Gloss (Gardner 60°): 92
Mechanical properties: (Reverse Impact): greater than 11 kg/cm2 (i.e., greater than 160 psi)
Flow of the coating layer visual: 10
Powder stability (28 days at 40° C.): good.
In the same manner as in Example 1B, powder coatings were prepared starting from the polyester resins according to Examples 2A-10A. The compositions and the test results of these powder coatings are given in following Table 2.
TABLE 2__________________________________________________________________________Composition and properties of the exemplified powder coatings 2B 3B 4B 5B 6B 7B 8B 9B 10B__________________________________________________________________________Composition (g.)Polyester resin 576 576 576 576 582 576 576 576 583TGIC* 24 24 24 24 18 24 24 24 17Pigment (TiO2) 300 300 300 300 300 300 300 300 300Resiflow PV-5 9 9 9 9 9 9 9 9 9Benzoin 4.5 4.5 4.5 4.5 4.5 4.5 4.5 4.5 4.5PropertiesGloss (Gardner 60°) 92 90 91 93 90 95 88 91 92Mech. prop.** (kg/cm2) (psi) 11 11 8 9 11 11 11 11 11Flow*** 10 9 8 8 9 10 10 10 10Powder stability(28 days, 40° C.) good good good good good good good good good__________________________________________________________________________ *triglycidyl isocyanurate **determined according to ASTM D ***judged visually on a scale of 1-10, in 1 = very bad 10 = excellent

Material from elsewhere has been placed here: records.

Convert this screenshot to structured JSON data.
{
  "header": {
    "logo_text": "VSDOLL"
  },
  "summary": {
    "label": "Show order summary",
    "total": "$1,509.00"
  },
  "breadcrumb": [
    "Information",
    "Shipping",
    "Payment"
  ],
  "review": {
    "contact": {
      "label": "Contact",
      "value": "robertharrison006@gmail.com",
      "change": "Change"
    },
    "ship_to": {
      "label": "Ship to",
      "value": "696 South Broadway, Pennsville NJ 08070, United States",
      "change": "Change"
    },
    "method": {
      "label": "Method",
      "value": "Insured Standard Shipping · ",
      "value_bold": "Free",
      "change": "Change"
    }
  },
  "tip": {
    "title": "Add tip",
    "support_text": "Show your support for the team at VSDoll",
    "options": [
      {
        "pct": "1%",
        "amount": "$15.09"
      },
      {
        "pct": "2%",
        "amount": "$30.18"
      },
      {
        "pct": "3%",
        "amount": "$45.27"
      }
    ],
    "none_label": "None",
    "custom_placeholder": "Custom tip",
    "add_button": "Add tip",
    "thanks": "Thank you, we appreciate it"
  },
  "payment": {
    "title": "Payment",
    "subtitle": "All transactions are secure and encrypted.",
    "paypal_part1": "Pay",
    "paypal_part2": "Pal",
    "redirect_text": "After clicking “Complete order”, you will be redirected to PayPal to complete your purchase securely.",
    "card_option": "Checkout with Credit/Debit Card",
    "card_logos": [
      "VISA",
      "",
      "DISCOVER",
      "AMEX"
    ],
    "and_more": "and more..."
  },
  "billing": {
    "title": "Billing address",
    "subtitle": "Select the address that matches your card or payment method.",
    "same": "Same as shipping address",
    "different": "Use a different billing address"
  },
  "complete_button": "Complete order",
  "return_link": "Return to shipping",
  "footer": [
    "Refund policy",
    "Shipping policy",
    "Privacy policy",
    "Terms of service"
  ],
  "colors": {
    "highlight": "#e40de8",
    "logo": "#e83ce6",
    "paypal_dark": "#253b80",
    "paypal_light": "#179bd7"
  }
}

Starting from the polyester resin 7A, a clear (non-pigmented) powder coating was prepared following the same procedure as described in Example 1B, with the exception of the fact that 4.8 g silicon surfactant SR 232 (from British Petroleum) was used as the flowing aid instead of Resiflow™ PV-5. The panels sprayed therewith exhibited properties similar to those of Example 7B, while the coating layer had excellent clearness.